Pfizer said it had discovered unexpected side effects with the drug, an injection called bococizumab, and that it was becoming less effective over time. It also noted two rival drugs had been struggling to meet sales targets. As a result, it decided to discontinue development of the drug.
Pfizer had expected bococizumab to deliver sales of almost $1 billion a year. Instead, it has been left with a major hole in its late-stage pipeline and nothing to show for tens of millions of dollars spent in its development.
The company had close to 30,000 people enrolled in late-stage trials of the drug at the time it announced its intention to give up on its development.
Preliminary works on the Grange Castle project, which had been expected to provide construction jobs over a two-year period, had already started. However, the company said no final formal decision had ever been made to proceed.
At the time the planning application was lodged last July, the company said permission for the 34,500sq m expansion on the 36-acre site was being sought “contingent upon the continued successful clinical development of investigational compounds in Pfizer’s mid- and late-stage pipeline”.
The failure of bococizumab was critical to those plans, as Pfizer had planned to manufacture the drug at the Grange Castle site, where it currently produces two of its largest selling drugs – arthritis blockbuster Enbrel and the vaccine Prevenar, which is used in children to prevent pneumococcal infections.
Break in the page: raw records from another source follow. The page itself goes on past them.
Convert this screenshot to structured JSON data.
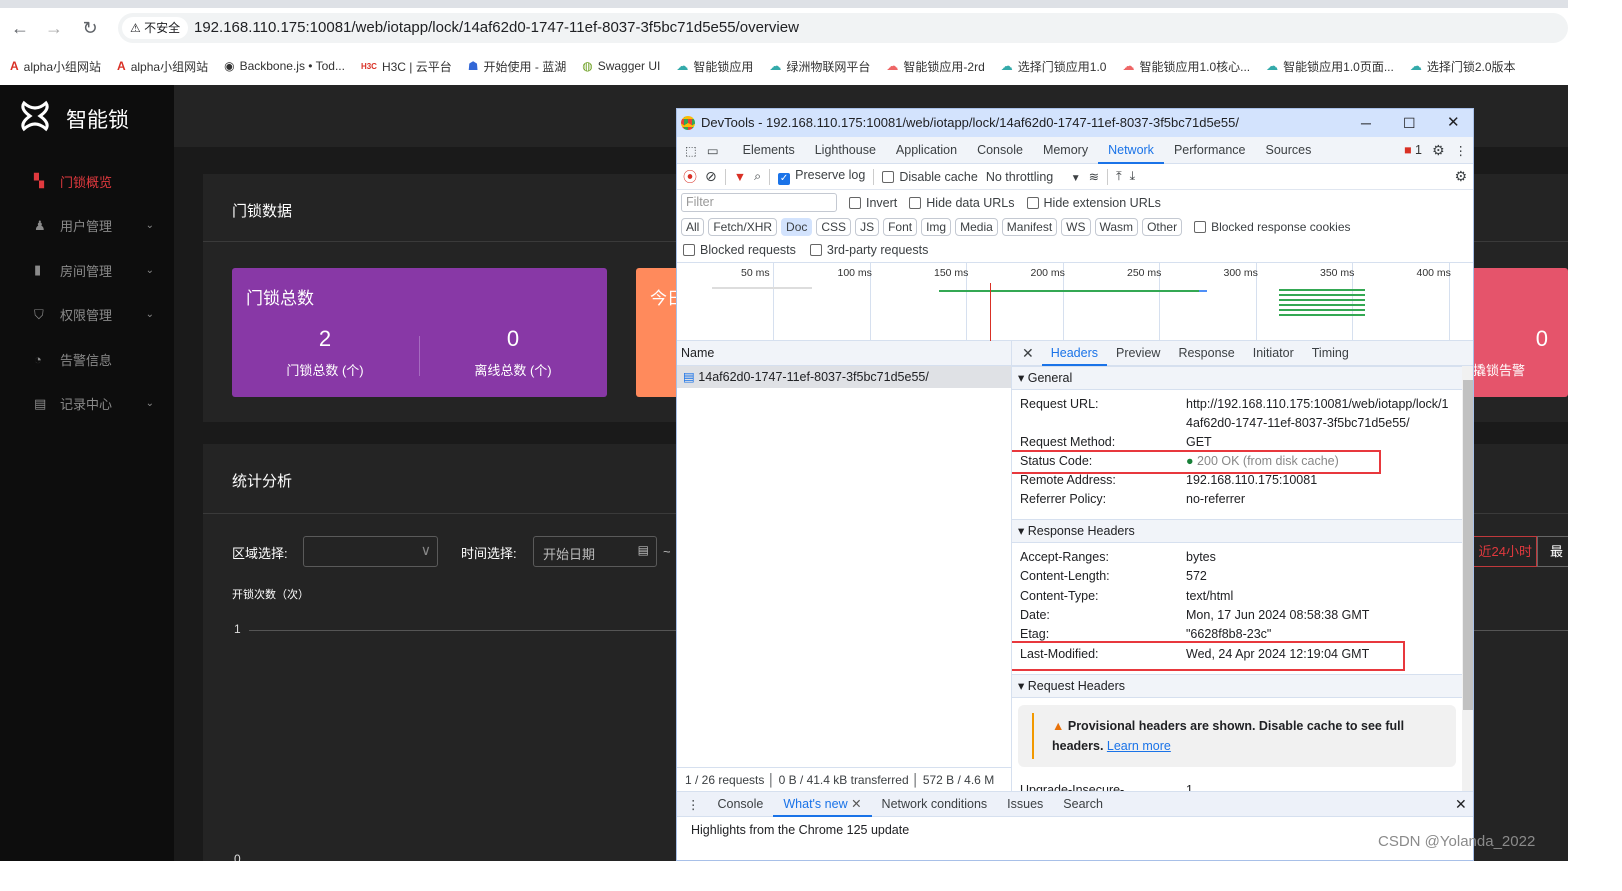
{
  "browser": {
    "insecure_label": "不安全",
    "url": "192.168.110.175:10081/web/iotapp/lock/14af62d0-1747-11ef-8037-3f5bc71d5e55/overview",
    "bookmarks": [
      "alpha小组网站",
      "alpha小组网站",
      "Backbone.js • Tod...",
      "H3C | 云平台",
      "开始使用 - 蓝湖",
      "Swagger UI",
      "智能锁应用",
      "绿洲物联网平台",
      "智能锁应用-2rd",
      "选择门锁应用1.0",
      "智能锁应用1.0核心...",
      "智能锁应用1.0页面...",
      "选择门锁2.0版本"
    ]
  },
  "app": {
    "name": "智能锁",
    "sidebar": [
      {
        "label": "门锁概览",
        "icon": "dashboard-icon",
        "active": true
      },
      {
        "label": "用户管理",
        "icon": "user-icon",
        "expandable": true
      },
      {
        "label": "房间管理",
        "icon": "door-icon",
        "expandable": true
      },
      {
        "label": "权限管理",
        "icon": "shield-icon",
        "expandable": true
      },
      {
        "label": "告警信息",
        "icon": "gauge-icon"
      },
      {
        "label": "记录中心",
        "icon": "document-icon",
        "expandable": true
      }
    ],
    "lock_data": {
      "title": "门锁数据",
      "card_title": "门锁总数",
      "total": "2",
      "total_label": "门锁总数 (个)",
      "offline": "0",
      "offline_label": "离线总数 (个)",
      "orange_card_title": "今日",
      "red_value": "0",
      "red_label": "撬锁告警"
    },
    "stats": {
      "title": "统计分析",
      "region_label": "区域选择:",
      "region_value": "",
      "time_label": "时间选择:",
      "start_placeholder": "开始日期",
      "range_sep": "~",
      "btn_24h": "近24小时",
      "btn_recent": "最",
      "chart_ylabel": "开锁次数（次）",
      "tick_1": "1",
      "tick_0": "0"
    },
    "colors": {
      "purple": "#8838a6",
      "orange": "#ff8a5c",
      "red": "#e5546b",
      "accent": "#e0393e"
    }
  },
  "devtools": {
    "title": "DevTools - 192.168.110.175:10081/web/iotapp/lock/14af62d0-1747-11ef-8037-3f5bc71d5e55/",
    "tabs": [
      "Elements",
      "Lighthouse",
      "Application",
      "Console",
      "Memory",
      "Network",
      "Performance",
      "Sources"
    ],
    "selected_tab": "Network",
    "issues_count": "1",
    "toolbar": {
      "preserve_log": "Preserve log",
      "preserve_log_checked": true,
      "disable_cache": "Disable cache",
      "throttling": "No throttling"
    },
    "filter": {
      "placeholder": "Filter",
      "invert": "Invert",
      "hide_data_urls": "Hide data URLs",
      "hide_ext_urls": "Hide extension URLs"
    },
    "types": [
      "All",
      "Fetch/XHR",
      "Doc",
      "CSS",
      "JS",
      "Font",
      "Img",
      "Media",
      "Manifest",
      "WS",
      "Wasm",
      "Other"
    ],
    "selected_type": "Doc",
    "blocked_cookies": "Blocked response cookies",
    "blocked_requests": "Blocked requests",
    "third_party": "3rd-party requests",
    "timeline_ticks": [
      "50 ms",
      "100 ms",
      "150 ms",
      "200 ms",
      "250 ms",
      "300 ms",
      "350 ms",
      "400 ms"
    ],
    "name_header": "Name",
    "request_name": "14af62d0-1747-11ef-8037-3f5bc71d5e55/",
    "footer": {
      "requests": "1 / 26 requests",
      "transferred": "0 B / 41.4 kB transferred",
      "resources": "572 B / 4.6 M"
    },
    "detail_tabs": [
      "Headers",
      "Preview",
      "Response",
      "Initiator",
      "Timing"
    ],
    "general": {
      "title": "General",
      "rows": [
        [
          "Request URL:",
          "http://192.168.110.175:10081/web/iotapp/lock/14af62d0-1747-11ef-8037-3f5bc71d5e55/"
        ],
        [
          "Request Method:",
          "GET"
        ],
        [
          "Status Code:",
          "200 OK (from disk cache)"
        ],
        [
          "Remote Address:",
          "192.168.110.175:10081"
        ],
        [
          "Referrer Policy:",
          "no-referrer"
        ]
      ]
    },
    "url_line1": "http://192.168.110.175:10081/web/iotapp/lock/1",
    "url_line2": "4af62d0-1747-11ef-8037-3f5bc71d5e55/",
    "response_headers": {
      "title": "Response Headers",
      "rows": [
        [
          "Accept-Ranges:",
          "bytes"
        ],
        [
          "Content-Length:",
          "572"
        ],
        [
          "Content-Type:",
          "text/html"
        ],
        [
          "Date:",
          "Mon, 17 Jun 2024 08:58:38 GMT"
        ],
        [
          "Etag:",
          "\"6628f8b8-23c\""
        ],
        [
          "Last-Modified:",
          "Wed, 24 Apr 2024 12:19:04 GMT"
        ]
      ]
    },
    "request_headers": {
      "title": "Request Headers",
      "warning": "Provisional headers are shown. Disable cache to see full",
      "warning2": "headers.",
      "learn_more": "Learn more",
      "rows": [
        [
          "Upgrade-Insecure-",
          "1"
        ]
      ]
    },
    "drawer_tabs": [
      "Console",
      "What's new",
      "Network conditions",
      "Issues",
      "Search"
    ],
    "drawer_selected": "What's new",
    "drawer_text": "Highlights from the Chrome 125 update"
  },
  "watermark": "CSDN @Yolanda_2022"
}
The company spokeswoman said it was possible that some smaller scale investment and expansion would take place in Dublin over the next year or so.
“Following the decision to discontinue the development of bococizumab, part of the potential expansion for which the planning permission was sought will not now go ahead,” she said. “Expansion in relation to other incoming products will continue as planned, involving investment, recruitment and new technology.”
However, the company conceded that the major part of the planned €400 million investment had been pencilled in for bococizumab production.
Pfizer already employs around 1,100 people at the former Wyeth plant in west Dublin and 3,300 across seven different sites in Ireland.
The failure of bococizumab is the second high-profile flop in the last decade for Pfizer in the area of cholesterol. In 2006, the company abandoned another drug, torcetrapib, after a large phase three study revealed a significantly increased risk of mortality and cardiovascular events in patients receiving the drug.
Pfizer, which has been under pressure in the United States over pricing and its efforts to reduce its tax bill by completing a corporate inversion with Irish-domiciled Allergan, said the Grange Castle decision had nothing to do with plans by US president-elect Donal Trump to try to encourage business back to the US by cutting tax rates.
Regulatory hurdles put in place by the Obama administration specifically to scupper the $160 billion Allergan deal forced it to abandon that plan.
By Dominic Coyle
Source: Irish Times
A monkeypox outbreak is emerging in the U.S. and Europe, and at least one country is amping up countermeasure preparedness. Bavarian Nordic has secured a contract with an unnamed European country to supply its smallpox vaccine, called Imvanex in Europe, in response to the emergence of monkeypox cases, the Danish company said Thursday.
Moderna’s recent chief financial officer debacle—in which Jorge Gomez departed on his second day on the job—raised questions about the company’s hiring process given its rush to global biopharma prominence. The most obvious one: How was it possible for Gomez to be hired when he was under investigation by his previous employer, Dentsply Sirona of Charlotte, N.C.
Merck & Co. is plucking a cancer project from the branch of Chinese-based Kelun Pharmaceutical for up to $1.4 billion, but details from the New Jersey-based Big Pharma have been hard to come by. The deal, first disclosed Monday on the Shenzhen stock exchange, has Merck handing over $47 million in upfront cash in exchange for ex-China rights to a “macromolecular tumor project.”